     We staid at Brashear two days and again ordered out and have no idea where we are going or what to do, no faster than it comes along. Sunday, it was assigned for two of our company to go over to Vermillion Bayou and take a rebel transport than, but they got the start by burning it themselves, the night before. General Banks and Weitzel said they never saw troops in battle for the first time do as well as we did. Not a man flinched that I knew of. I knew of some of our boys who would stop every little while and pick berries, as though there was nothing going on. I believe they would have walked up to the cannon mouth, if they had not been ordered to halt. Well I have seen all the fighting I want to, but expect to see lots more of it yet. If I should live, you see we were under the fire of both armies. The shells of our own guns bursting all around us, as well as those of the enemy. I don't know how many were lost in killed and wounded, but not one quarter as many as those of the enemy. When we lay there under fire, I didn't think it possible for one third of our regiment to come out alive, but it proved a lucky day for us. I am proud to say that we think that we have done as good fighting, greater marching and followed up the enemy closer and taken stuff for the government, according to our numbers, than has been by any expedition since the war commenced. When we got them whipped, we did not wait and let them fortify somewhere else, but hugged them close, till we have completely routed them. In less than three weeks, we marched over three hundred miles, fighting most of the way, conquering as we went. We flatter ourselves that this expedition will be of more benefit the United States than any since the war began. You will probably see more details in the papers, than I have time to write. All I have to say is that I hope I shall never have to witness another scene, such as the one on our backward march. We saw where some of the enemy were buried, with an arm or leg sticking out of the ground and maggots crawling in and out. They left in such a hurry, they threw their dead in between corn rows and shoveled dirt from each way on them. One shot from one of our large guns killed eight of their horses at once.

     Well here I am, well, hearty and tough as a bear. Never felt so well or better in my life and never wanted to see my wife, child, parents, brothers, sisters and family so much in my life as at the present time, but don't see any prospect of so doing at present. I have received letters from you all and want you all to accept this as a good answer to all. I would like to write to you all separately, but if you knew all the duties of a soldier, you will not expect it. We have our own messing, washing and cooking and everything else. So there is not much time and where there is time, there is everything going on, that keeps one confused all the time. Charlie Smith is in the hospital at Franklin. I went in and saw him as we come up this time. He is better, but all broke down. The other Sherburne boys that are here, I believe are all well. M. Bake, Srgt. Deitz and Allen Hawley. Rosa has sent me a boxe, which I hear is at New Orleans. Will probably get it in a few days.

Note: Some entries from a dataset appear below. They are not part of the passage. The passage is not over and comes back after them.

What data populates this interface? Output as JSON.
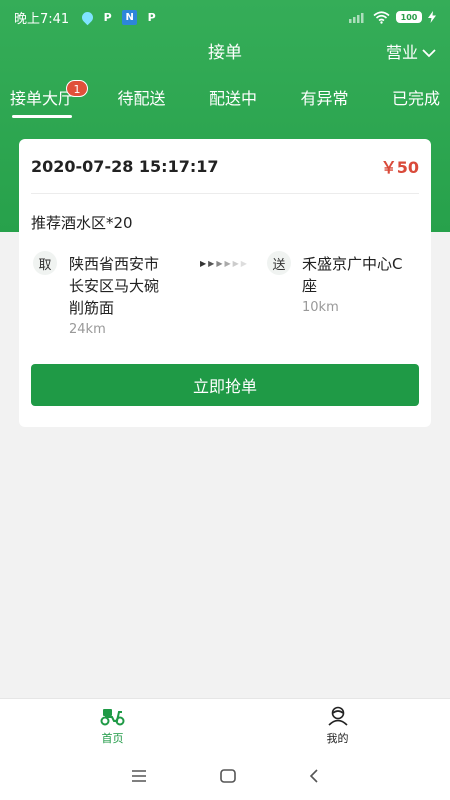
{
  "status_bar": {
    "time": "晚上7:41",
    "app1": "P",
    "app2": "N",
    "app3": "P",
    "battery": "100"
  },
  "header": {
    "title": "接单",
    "business_label": "营业"
  },
  "tabs": [
    {
      "label": "接单大厅",
      "badge": "1"
    },
    {
      "label": "待配送"
    },
    {
      "label": "配送中"
    },
    {
      "label": "有异常"
    },
    {
      "label": "已完成"
    }
  ],
  "order": {
    "time": "2020-07-28 15:17:17",
    "price": "￥50",
    "title": "推荐酒水区*20",
    "pickup": {
      "icon_label": "取",
      "address_line1": "陕西省西安市",
      "address_line2": "长安区马大碗",
      "address_line3": "削筋面",
      "distance": "24km"
    },
    "delivery": {
      "icon_label": "送",
      "address_line1": "禾盛京广中心C",
      "address_line2": "座",
      "distance": "10km"
    },
    "button_label": "立即抢单"
  },
  "bottom_tabs": [
    {
      "label": "首页"
    },
    {
      "label": "我的"
    }
  ],
  "colors": {
    "primary": "#1f9a46",
    "header": "#2fa853",
    "price": "#d94a3a",
    "badge": "#e0513a"
  }
}
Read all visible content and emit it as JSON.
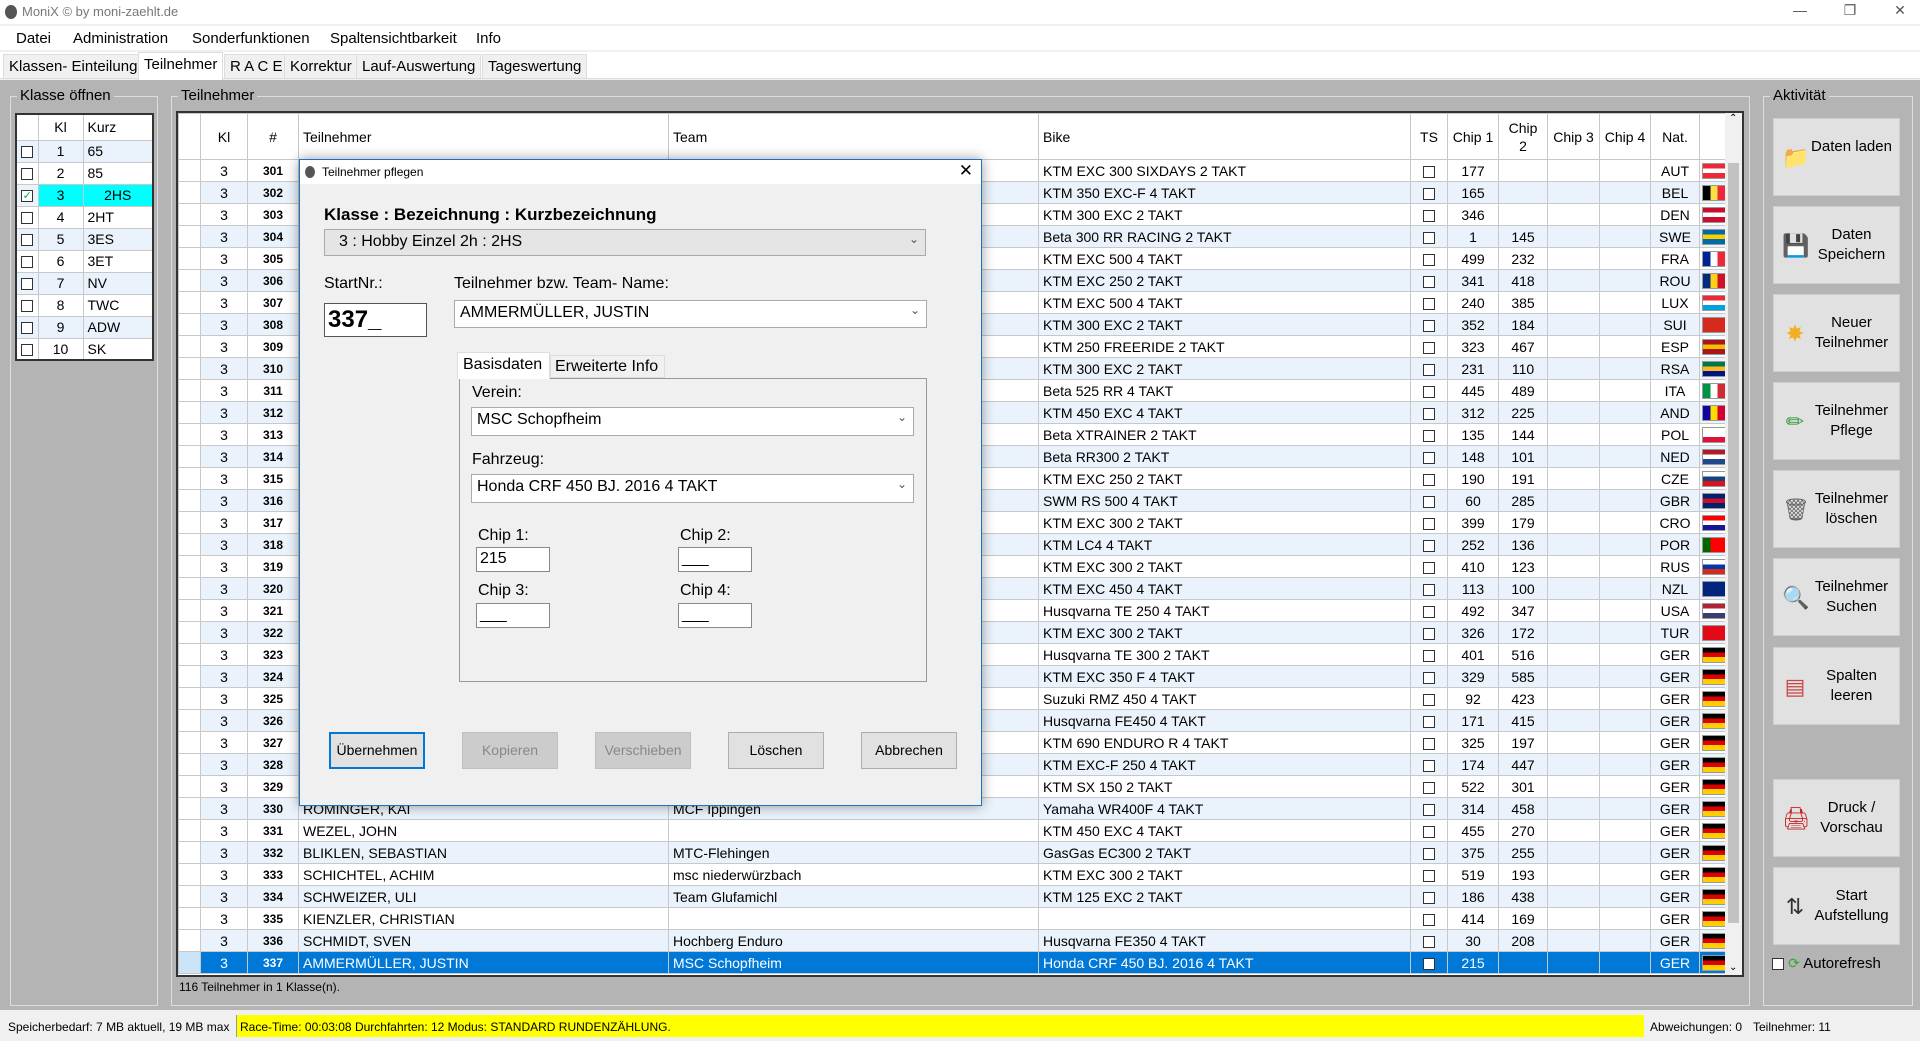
{
  "app": {
    "title": "MoniX © by moni-zaehlt.de"
  },
  "menu": [
    "Datei",
    "Administration",
    "Sonderfunktionen",
    "Spaltensichtbarkeit",
    "Info"
  ],
  "tabs": [
    {
      "label": "Klassen- Einteilung"
    },
    {
      "label": "Teilnehmer",
      "active": true
    },
    {
      "label": "R A C E"
    },
    {
      "label": "Korrektur"
    },
    {
      "label": "Lauf-Auswertung"
    },
    {
      "label": "Tageswertung"
    }
  ],
  "classes": {
    "title": "Klasse öffnen",
    "headers": [
      "Kl",
      "Kurz"
    ],
    "rows": [
      {
        "kl": "1",
        "kurz": "65",
        "checked": false
      },
      {
        "kl": "2",
        "kurz": "85",
        "checked": false
      },
      {
        "kl": "3",
        "kurz": "2HS",
        "checked": true
      },
      {
        "kl": "4",
        "kurz": "2HT",
        "checked": false
      },
      {
        "kl": "5",
        "kurz": "3ES",
        "checked": false
      },
      {
        "kl": "6",
        "kurz": "3ET",
        "checked": false
      },
      {
        "kl": "7",
        "kurz": "NV",
        "checked": false
      },
      {
        "kl": "8",
        "kurz": "TWC",
        "checked": false
      },
      {
        "kl": "9",
        "kurz": "ADW",
        "checked": false
      },
      {
        "kl": "10",
        "kurz": "SK",
        "checked": false
      }
    ]
  },
  "participants": {
    "title": "Teilnehmer",
    "headers": [
      "Kl",
      "#",
      "Teilnehmer",
      "Team",
      "Bike",
      "TS",
      "Chip 1",
      "Chip 2",
      "Chip 3",
      "Chip 4",
      "Nat."
    ],
    "footer": "116 Teilnehmer in 1 Klasse(n).",
    "rows": [
      [
        "3",
        "301",
        "",
        "",
        "KTM EXC 300 SIXDAYS 2 TAKT",
        "177",
        "",
        "AUT"
      ],
      [
        "3",
        "302",
        "",
        "",
        "KTM 350 EXC-F 4 TAKT",
        "165",
        "",
        "BEL"
      ],
      [
        "3",
        "303",
        "",
        "",
        "KTM 300 EXC 2 TAKT",
        "346",
        "",
        "DEN"
      ],
      [
        "3",
        "304",
        "",
        "",
        "Beta 300 RR RACING 2 TAKT",
        "1",
        "145",
        "SWE"
      ],
      [
        "3",
        "305",
        "",
        "",
        "KTM EXC 500 4 TAKT",
        "499",
        "232",
        "FRA"
      ],
      [
        "3",
        "306",
        "",
        "",
        "KTM EXC 250 2 TAKT",
        "341",
        "418",
        "ROU"
      ],
      [
        "3",
        "307",
        "",
        "",
        "KTM EXC 500 4 TAKT",
        "240",
        "385",
        "LUX"
      ],
      [
        "3",
        "308",
        "",
        "",
        "KTM 300 EXC 2 TAKT",
        "352",
        "184",
        "SUI"
      ],
      [
        "3",
        "309",
        "",
        "",
        "KTM 250 FREERIDE 2 TAKT",
        "323",
        "467",
        "ESP"
      ],
      [
        "3",
        "310",
        "",
        "",
        "KTM 300 EXC 2 TAKT",
        "231",
        "110",
        "RSA"
      ],
      [
        "3",
        "311",
        "",
        "",
        "Beta 525 RR 4 TAKT",
        "445",
        "489",
        "ITA"
      ],
      [
        "3",
        "312",
        "",
        "",
        "KTM 450 EXC 4 TAKT",
        "312",
        "225",
        "AND"
      ],
      [
        "3",
        "313",
        "",
        "",
        "Beta XTRAINER 2 TAKT",
        "135",
        "144",
        "POL"
      ],
      [
        "3",
        "314",
        "",
        "",
        "Beta RR300 2 TAKT",
        "148",
        "101",
        "NED"
      ],
      [
        "3",
        "315",
        "",
        "",
        "KTM EXC 250 2 TAKT",
        "190",
        "191",
        "CZE"
      ],
      [
        "3",
        "316",
        "",
        "",
        "SWM RS 500 4 TAKT",
        "60",
        "285",
        "GBR"
      ],
      [
        "3",
        "317",
        "",
        "",
        "KTM EXC 300 2 TAKT",
        "399",
        "179",
        "CRO"
      ],
      [
        "3",
        "318",
        "",
        "",
        "KTM LC4 4 TAKT",
        "252",
        "136",
        "POR"
      ],
      [
        "3",
        "319",
        "",
        "",
        "KTM EXC 300 2 TAKT",
        "410",
        "123",
        "RUS"
      ],
      [
        "3",
        "320",
        "",
        "",
        "KTM EXC 450 4 TAKT",
        "113",
        "100",
        "NZL"
      ],
      [
        "3",
        "321",
        "",
        "",
        "Husqvarna TE 250 4 TAKT",
        "492",
        "347",
        "USA"
      ],
      [
        "3",
        "322",
        "",
        "",
        "KTM EXC 300 2 TAKT",
        "326",
        "172",
        "TUR"
      ],
      [
        "3",
        "323",
        "",
        "",
        "Husqvarna TE 300 2 TAKT",
        "401",
        "516",
        "GER"
      ],
      [
        "3",
        "324",
        "",
        "",
        "KTM EXC 350 F 4 TAKT",
        "329",
        "585",
        "GER"
      ],
      [
        "3",
        "325",
        "",
        "",
        "Suzuki RMZ 450 4 TAKT",
        "92",
        "423",
        "GER"
      ],
      [
        "3",
        "326",
        "",
        "",
        "Husqvarna FE450 4 TAKT",
        "171",
        "415",
        "GER"
      ],
      [
        "3",
        "327",
        "",
        "",
        "KTM 690 ENDURO R 4 TAKT",
        "325",
        "197",
        "GER"
      ],
      [
        "3",
        "328",
        "",
        "",
        "KTM EXC-F 250 4 TAKT",
        "174",
        "447",
        "GER"
      ],
      [
        "3",
        "329",
        "",
        "",
        "KTM SX 150 2 TAKT",
        "522",
        "301",
        "GER"
      ],
      [
        "3",
        "330",
        "ROMINGER, KAI",
        "MCF Ippingen",
        "Yamaha WR400F 4 TAKT",
        "314",
        "458",
        "GER"
      ],
      [
        "3",
        "331",
        "WEZEL, JOHN",
        "",
        "KTM 450 EXC 4 TAKT",
        "455",
        "270",
        "GER"
      ],
      [
        "3",
        "332",
        "BLIKLEN, SEBASTIAN",
        "MTC-Flehingen",
        "GasGas EC300 2 TAKT",
        "375",
        "255",
        "GER"
      ],
      [
        "3",
        "333",
        "SCHICHTEL, ACHIM",
        "msc niederwürzbach",
        "KTM EXC 300 2 TAKT",
        "519",
        "193",
        "GER"
      ],
      [
        "3",
        "334",
        "SCHWEIZER, ULI",
        "Team Glufamichl",
        "KTM 125 EXC 2 TAKT",
        "186",
        "438",
        "GER"
      ],
      [
        "3",
        "335",
        "KIENZLER, CHRISTIAN",
        "",
        "",
        "414",
        "169",
        "GER"
      ],
      [
        "3",
        "336",
        "SCHMIDT, SVEN",
        "Hochberg Enduro",
        "Husqvarna FE350 4 TAKT",
        "30",
        "208",
        "GER"
      ],
      [
        "3",
        "337",
        "AMMERMÜLLER, JUSTIN",
        "MSC Schopfheim",
        "Honda CRF 450 BJ. 2016 4 TAKT",
        "215",
        "",
        "GER"
      ]
    ],
    "selected_row": "337"
  },
  "flags": {
    "AUT": "#ed2939,#fff,#ed2939|v",
    "BEL": "#000,#fae042,#ed2939|h",
    "DEN": "#c8102e,#fff,#c8102e|v",
    "SWE": "#006aa7,#fecc00,#006aa7|v",
    "FRA": "#002395,#fff,#ed2939|h",
    "ROU": "#002b7f,#fcd116,#ce1126|h",
    "LUX": "#ed2939,#fff,#00a1de|v",
    "SUI": "#d52b1e,#d52b1e,#d52b1e|v",
    "ESP": "#aa151b,#f1bf00,#aa151b|v",
    "RSA": "#007749,#ffb81c,#001489|v",
    "ITA": "#009246,#fff,#ce2b37|h",
    "AND": "#10069f,#fedd00,#d50032|h",
    "POL": "#fff,#fff,#dc143c|v",
    "NED": "#ae1c28,#fff,#21468b|v",
    "CZE": "#fff,#11457e,#d7141a|v",
    "GBR": "#012169,#c8102e,#012169|v",
    "CRO": "#ff0000,#fff,#171796|v",
    "POR": "#006600,#ff0000,#ff0000|h",
    "RUS": "#fff,#0039a6,#d52b1e|v",
    "NZL": "#00247d,#00247d,#00247d|v",
    "USA": "#b22234,#fff,#3c3b6e|v",
    "TUR": "#e30a17,#e30a17,#e30a17|v",
    "GER": "#000,#dd0000,#ffce00|v"
  },
  "colors": {
    "selection": "#0078d7",
    "class_highlight": "#00ffff",
    "status_highlight": "#ffff00"
  },
  "actions": {
    "title": "Aktivität",
    "buttons": [
      {
        "label": "Daten laden",
        "icon": "folder-icon"
      },
      {
        "label": "Daten Speichern",
        "icon": "floppy-icon"
      },
      {
        "label": "Neuer Teilnehmer",
        "icon": "star-icon"
      },
      {
        "label": "Teilnehmer Pflege",
        "icon": "pencil-icon"
      },
      {
        "label": "Teilnehmer löschen",
        "icon": "trash-icon"
      },
      {
        "label": "Teilnehmer Suchen",
        "icon": "magnifier-icon"
      },
      {
        "label": "Spalten leeren",
        "icon": "clear-columns-icon"
      },
      {
        "label": "Druck / Vorschau",
        "icon": "pdf-printer-icon"
      },
      {
        "label": "Start Aufstellung",
        "icon": "start-order-icon"
      }
    ],
    "autorefresh": {
      "label": "Autorefresh",
      "checked": false
    }
  },
  "dialog": {
    "title": "Teilnehmer pflegen",
    "class_heading": "Klasse : Bezeichnung : Kurzbezeichnung",
    "class_value": "3 : Hobby Einzel 2h : 2HS",
    "startnr_label": "StartNr.:",
    "startnr_value": "337_",
    "name_label": "Teilnehmer bzw. Team- Name:",
    "name_value": "AMMERMÜLLER, JUSTIN",
    "tabs": [
      "Basisdaten",
      "Erweiterte Info"
    ],
    "verein_label": "Verein:",
    "verein_value": "MSC Schopfheim",
    "fahrzeug_label": "Fahrzeug:",
    "fahrzeug_value": "Honda CRF 450 BJ. 2016 4 TAKT",
    "chip1_label": "Chip 1:",
    "chip1_value": "215",
    "chip2_label": "Chip 2:",
    "chip2_value": "___",
    "chip3_label": "Chip 3:",
    "chip3_value": "___",
    "chip4_label": "Chip 4:",
    "chip4_value": "___",
    "buttons": [
      {
        "label": "Übernehmen",
        "enabled": true
      },
      {
        "label": "Kopieren",
        "enabled": false
      },
      {
        "label": "Verschieben",
        "enabled": false
      },
      {
        "label": "Löschen",
        "enabled": true
      },
      {
        "label": "Abbrechen",
        "enabled": true
      }
    ]
  },
  "status": {
    "memory": "Speicherbedarf: 7 MB aktuell, 19 MB max",
    "race": "Race-Time: 00:03:08  Durchfahrten: 12  Modus: STANDARD RUNDENZÄHLUNG.",
    "deviations": "Abweichungen: 0",
    "participants": "Teilnehmer: 11"
  }
}
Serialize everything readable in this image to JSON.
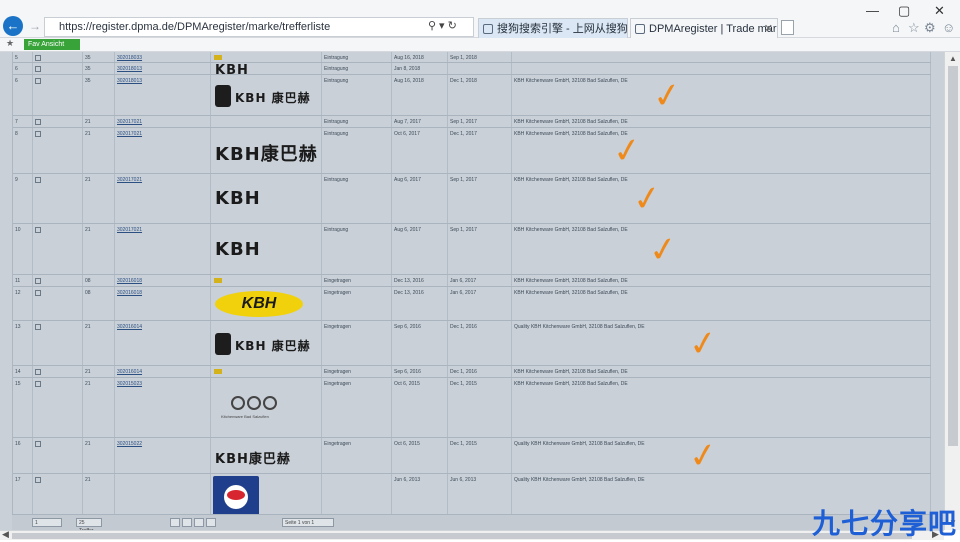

     Flour in this county sold from one hundred and fifty to two hundred dollars ------  (unreadable in original). We have a government store at Franklin that sells, to those who have taken the oath, for twenty two dollars.

     I must bring this to a close. I want you to all write as often as you can. It does me more good to get letters from home and friends than you think. Direct as usual. If our armies' generals were doing as much as we are, I think this war would soon end. Oh how I wish this unnatural war was over. Excuse this hasty letter.

From your affectionate son and brother,
S. S. Dunton

[ Dunton Homesite Main Page ] [ Main Archive Page ]

Copyright © 1996-2018 by The Dunton Family Organization -- All rights reserved
Portions of this section on Samuel S. Dunton copyright Vance Dunton
To view The Dunton Homesite™ privacy policy, click here.
The Dunton Homesite™ is the property of The Dunton Family Organization
This page was last Updated January 29, 2018 .